MATERIAL FOR THIS TASK section start
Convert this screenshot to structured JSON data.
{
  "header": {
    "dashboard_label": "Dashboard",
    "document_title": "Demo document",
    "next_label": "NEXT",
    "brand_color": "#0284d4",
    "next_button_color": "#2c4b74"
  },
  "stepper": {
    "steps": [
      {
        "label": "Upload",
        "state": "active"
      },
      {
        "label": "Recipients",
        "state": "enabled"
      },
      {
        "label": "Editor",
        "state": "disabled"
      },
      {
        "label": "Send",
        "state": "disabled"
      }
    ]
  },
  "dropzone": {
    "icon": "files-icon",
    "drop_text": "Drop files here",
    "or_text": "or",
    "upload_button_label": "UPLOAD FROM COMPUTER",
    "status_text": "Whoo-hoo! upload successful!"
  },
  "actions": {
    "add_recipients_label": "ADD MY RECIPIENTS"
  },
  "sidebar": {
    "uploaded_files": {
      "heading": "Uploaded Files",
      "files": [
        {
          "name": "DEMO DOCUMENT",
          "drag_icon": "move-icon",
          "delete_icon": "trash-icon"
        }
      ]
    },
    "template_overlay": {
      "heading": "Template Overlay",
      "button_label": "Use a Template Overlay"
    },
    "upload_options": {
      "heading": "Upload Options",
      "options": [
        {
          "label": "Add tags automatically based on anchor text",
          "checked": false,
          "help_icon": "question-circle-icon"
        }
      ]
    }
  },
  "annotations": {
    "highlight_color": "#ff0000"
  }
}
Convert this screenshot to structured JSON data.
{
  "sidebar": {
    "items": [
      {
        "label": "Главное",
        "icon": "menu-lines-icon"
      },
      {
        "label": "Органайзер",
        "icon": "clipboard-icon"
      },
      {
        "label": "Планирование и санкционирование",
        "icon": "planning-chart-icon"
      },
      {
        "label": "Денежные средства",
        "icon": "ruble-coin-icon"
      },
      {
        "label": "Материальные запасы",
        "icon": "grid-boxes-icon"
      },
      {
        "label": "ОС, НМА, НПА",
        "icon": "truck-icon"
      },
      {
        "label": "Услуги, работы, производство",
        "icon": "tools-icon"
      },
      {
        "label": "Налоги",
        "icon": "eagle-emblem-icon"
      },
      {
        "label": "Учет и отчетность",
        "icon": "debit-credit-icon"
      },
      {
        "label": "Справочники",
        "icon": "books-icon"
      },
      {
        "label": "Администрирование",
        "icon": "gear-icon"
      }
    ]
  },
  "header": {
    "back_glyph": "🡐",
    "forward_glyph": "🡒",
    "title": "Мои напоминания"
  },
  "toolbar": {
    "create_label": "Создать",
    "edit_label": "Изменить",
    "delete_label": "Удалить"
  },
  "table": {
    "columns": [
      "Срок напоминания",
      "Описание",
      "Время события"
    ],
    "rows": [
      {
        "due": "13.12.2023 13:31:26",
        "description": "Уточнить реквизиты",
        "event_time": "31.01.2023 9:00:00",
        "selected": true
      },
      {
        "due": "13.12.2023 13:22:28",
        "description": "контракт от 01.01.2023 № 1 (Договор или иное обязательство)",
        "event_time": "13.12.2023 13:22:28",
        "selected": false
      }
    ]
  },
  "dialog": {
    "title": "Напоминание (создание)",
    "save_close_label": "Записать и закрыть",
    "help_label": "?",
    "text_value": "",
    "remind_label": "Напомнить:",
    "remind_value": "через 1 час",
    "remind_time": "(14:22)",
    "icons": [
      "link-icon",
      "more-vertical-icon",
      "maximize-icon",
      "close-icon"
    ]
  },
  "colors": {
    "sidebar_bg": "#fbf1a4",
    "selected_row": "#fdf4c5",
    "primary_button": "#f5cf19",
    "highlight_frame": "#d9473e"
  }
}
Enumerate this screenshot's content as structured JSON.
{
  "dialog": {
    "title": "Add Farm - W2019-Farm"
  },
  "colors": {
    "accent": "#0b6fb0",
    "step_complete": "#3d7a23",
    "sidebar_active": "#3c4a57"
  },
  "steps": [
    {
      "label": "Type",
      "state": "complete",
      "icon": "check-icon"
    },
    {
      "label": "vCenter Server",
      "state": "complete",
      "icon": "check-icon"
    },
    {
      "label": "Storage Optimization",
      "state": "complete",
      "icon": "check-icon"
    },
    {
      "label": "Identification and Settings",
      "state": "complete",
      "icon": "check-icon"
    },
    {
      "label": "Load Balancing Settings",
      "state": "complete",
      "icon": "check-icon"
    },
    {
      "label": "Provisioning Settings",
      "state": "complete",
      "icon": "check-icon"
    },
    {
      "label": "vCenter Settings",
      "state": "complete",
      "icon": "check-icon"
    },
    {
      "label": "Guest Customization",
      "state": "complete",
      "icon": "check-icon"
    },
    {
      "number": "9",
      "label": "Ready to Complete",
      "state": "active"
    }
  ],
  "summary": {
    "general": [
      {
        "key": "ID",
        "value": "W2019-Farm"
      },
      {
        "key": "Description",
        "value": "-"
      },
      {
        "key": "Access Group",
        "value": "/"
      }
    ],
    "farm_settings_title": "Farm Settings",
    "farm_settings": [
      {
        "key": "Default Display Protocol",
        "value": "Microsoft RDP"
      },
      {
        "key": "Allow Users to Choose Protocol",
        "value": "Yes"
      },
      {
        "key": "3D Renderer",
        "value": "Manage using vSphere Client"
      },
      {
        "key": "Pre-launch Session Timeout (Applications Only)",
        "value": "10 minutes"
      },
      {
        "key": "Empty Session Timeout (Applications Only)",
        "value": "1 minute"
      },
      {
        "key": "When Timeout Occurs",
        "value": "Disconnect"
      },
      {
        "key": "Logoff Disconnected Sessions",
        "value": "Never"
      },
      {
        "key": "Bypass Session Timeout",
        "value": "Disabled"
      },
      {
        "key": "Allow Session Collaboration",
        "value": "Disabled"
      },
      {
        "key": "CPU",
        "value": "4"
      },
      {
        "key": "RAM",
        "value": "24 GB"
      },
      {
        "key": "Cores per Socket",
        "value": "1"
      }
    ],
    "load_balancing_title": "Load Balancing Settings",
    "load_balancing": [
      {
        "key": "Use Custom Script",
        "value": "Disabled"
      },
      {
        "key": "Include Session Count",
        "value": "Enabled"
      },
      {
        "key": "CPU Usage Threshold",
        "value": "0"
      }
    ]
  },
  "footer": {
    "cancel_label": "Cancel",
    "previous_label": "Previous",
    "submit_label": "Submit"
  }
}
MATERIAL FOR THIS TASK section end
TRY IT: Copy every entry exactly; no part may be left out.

RESPONSE:
Convert this screenshot to structured JSON data.
{
  "header": {
    "dashboard_label": "Dashboard",
    "document_title": "Demo document",
    "next_label": "NEXT",
    "brand_color": "#0284d4",
    "next_button_color": "#2c4b74"
  },
  "stepper": {
    "steps": [
      {
        "label": "Upload",
        "state": "active"
      },
      {
        "label": "Recipients",
        "state": "enabled"
      },
      {
        "label": "Editor",
        "state": "disabled"
      },
      {
        "label": "Send",
        "state": "disabled"
      }
    ]
  },
  "dropzone": {
    "icon": "files-icon",
    "drop_text": "Drop files here",
    "or_text": "or",
    "upload_button_label": "UPLOAD FROM COMPUTER",
    "status_text": "Whoo-hoo! upload successful!"
  },
  "actions": {
    "add_recipients_label": "ADD MY RECIPIENTS"
  },
  "sidebar": {
    "uploaded_files": {
      "heading": "Uploaded Files",
      "files": [
        {
          "name": "DEMO DOCUMENT",
          "drag_icon": "move-icon",
          "delete_icon": "trash-icon"
        }
      ]
    },
    "template_overlay": {
      "heading": "Template Overlay",
      "button_label": "Use a Template Overlay"
    },
    "upload_options": {
      "heading": "Upload Options",
      "options": [
        {
          "label": "Add tags automatically based on anchor text",
          "checked": false,
          "help_icon": "question-circle-icon"
        }
      ]
    }
  },
  "annotations": {
    "highlight_color": "#ff0000"
  }
}
Convert this screenshot to structured JSON data.
{
  "sidebar": {
    "items": [
      {
        "label": "Главное",
        "icon": "menu-lines-icon"
      },
      {
        "label": "Органайзер",
        "icon": "clipboard-icon"
      },
      {
        "label": "Планирование и санкционирование",
        "icon": "planning-chart-icon"
      },
      {
        "label": "Денежные средства",
        "icon": "ruble-coin-icon"
      },
      {
        "label": "Материальные запасы",
        "icon": "grid-boxes-icon"
      },
      {
        "label": "ОС, НМА, НПА",
        "icon": "truck-icon"
      },
      {
        "label": "Услуги, работы, производство",
        "icon": "tools-icon"
      },
      {
        "label": "Налоги",
        "icon": "eagle-emblem-icon"
      },
      {
        "label": "Учет и отчетность",
        "icon": "debit-credit-icon"
      },
      {
        "label": "Справочники",
        "icon": "books-icon"
      },
      {
        "label": "Администрирование",
        "icon": "gear-icon"
      }
    ]
  },
  "header": {
    "back_glyph": "🡐",
    "forward_glyph": "🡒",
    "title": "Мои напоминания"
  },
  "toolbar": {
    "create_label": "Создать",
    "edit_label": "Изменить",
    "delete_label": "Удалить"
  },
  "table": {
    "columns": [
      "Срок напоминания",
      "Описание",
      "Время события"
    ],
    "rows": [
      {
        "due": "13.12.2023 13:31:26",
        "description": "Уточнить реквизиты",
        "event_time": "31.01.2023 9:00:00",
        "selected": true
      },
      {
        "due": "13.12.2023 13:22:28",
        "description": "контракт от 01.01.2023 № 1 (Договор или иное обязательство)",
        "event_time": "13.12.2023 13:22:28",
        "selected": false
      }
    ]
  },
  "dialog": {
    "title": "Напоминание (создание)",
    "save_close_label": "Записать и закрыть",
    "help_label": "?",
    "text_value": "",
    "remind_label": "Напомнить:",
    "remind_value": "через 1 час",
    "remind_time": "(14:22)",
    "icons": [
      "link-icon",
      "more-vertical-icon",
      "maximize-icon",
      "close-icon"
    ]
  },
  "colors": {
    "sidebar_bg": "#fbf1a4",
    "selected_row": "#fdf4c5",
    "primary_button": "#f5cf19",
    "highlight_frame": "#d9473e"
  }
}
Enumerate this screenshot's content as structured JSON.
{
  "dialog": {
    "title": "Add Farm - W2019-Farm"
  },
  "colors": {
    "accent": "#0b6fb0",
    "step_complete": "#3d7a23",
    "sidebar_active": "#3c4a57"
  },
  "steps": [
    {
      "label": "Type",
      "state": "complete",
      "icon": "check-icon"
    },
    {
      "label": "vCenter Server",
      "state": "complete",
      "icon": "check-icon"
    },
    {
      "label": "Storage Optimization",
      "state": "complete",
      "icon": "check-icon"
    },
    {
      "label": "Identification and Settings",
      "state": "complete",
      "icon": "check-icon"
    },
    {
      "label": "Load Balancing Settings",
      "state": "complete",
      "icon": "check-icon"
    },
    {
      "label": "Provisioning Settings",
      "state": "complete",
      "icon": "check-icon"
    },
    {
      "label": "vCenter Settings",
      "state": "complete",
      "icon": "check-icon"
    },
    {
      "label": "Guest Customization",
      "state": "complete",
      "icon": "check-icon"
    },
    {
      "number": "9",
      "label": "Ready to Complete",
      "state": "active"
    }
  ],
  "summary": {
    "general": [
      {
        "key": "ID",
        "value": "W2019-Farm"
      },
      {
        "key": "Description",
        "value": "-"
      },
      {
        "key": "Access Group",
        "value": "/"
      }
    ],
    "farm_settings_title": "Farm Settings",
    "farm_settings": [
      {
        "key": "Default Display Protocol",
        "value": "Microsoft RDP"
      },
      {
        "key": "Allow Users to Choose Protocol",
        "value": "Yes"
      },
      {
        "key": "3D Renderer",
        "value": "Manage using vSphere Client"
      },
      {
        "key": "Pre-launch Session Timeout (Applications Only)",
        "value": "10 minutes"
      },
      {
        "key": "Empty Session Timeout (Applications Only)",
        "value": "1 minute"
      },
      {
        "key": "When Timeout Occurs",
        "value": "Disconnect"
      },
      {
        "key": "Logoff Disconnected Sessions",
        "value": "Never"
      },
      {
        "key": "Bypass Session Timeout",
        "value": "Disabled"
      },
      {
        "key": "Allow Session Collaboration",
        "value": "Disabled"
      },
      {
        "key": "CPU",
        "value": "4"
      },
      {
        "key": "RAM",
        "value": "24 GB"
      },
      {
        "key": "Cores per Socket",
        "value": "1"
      }
    ],
    "load_balancing_title": "Load Balancing Settings",
    "load_balancing": [
      {
        "key": "Use Custom Script",
        "value": "Disabled"
      },
      {
        "key": "Include Session Count",
        "value": "Enabled"
      },
      {
        "key": "CPU Usage Threshold",
        "value": "0"
      }
    ]
  },
  "footer": {
    "cancel_label": "Cancel",
    "previous_label": "Previous",
    "submit_label": "Submit"
  }
}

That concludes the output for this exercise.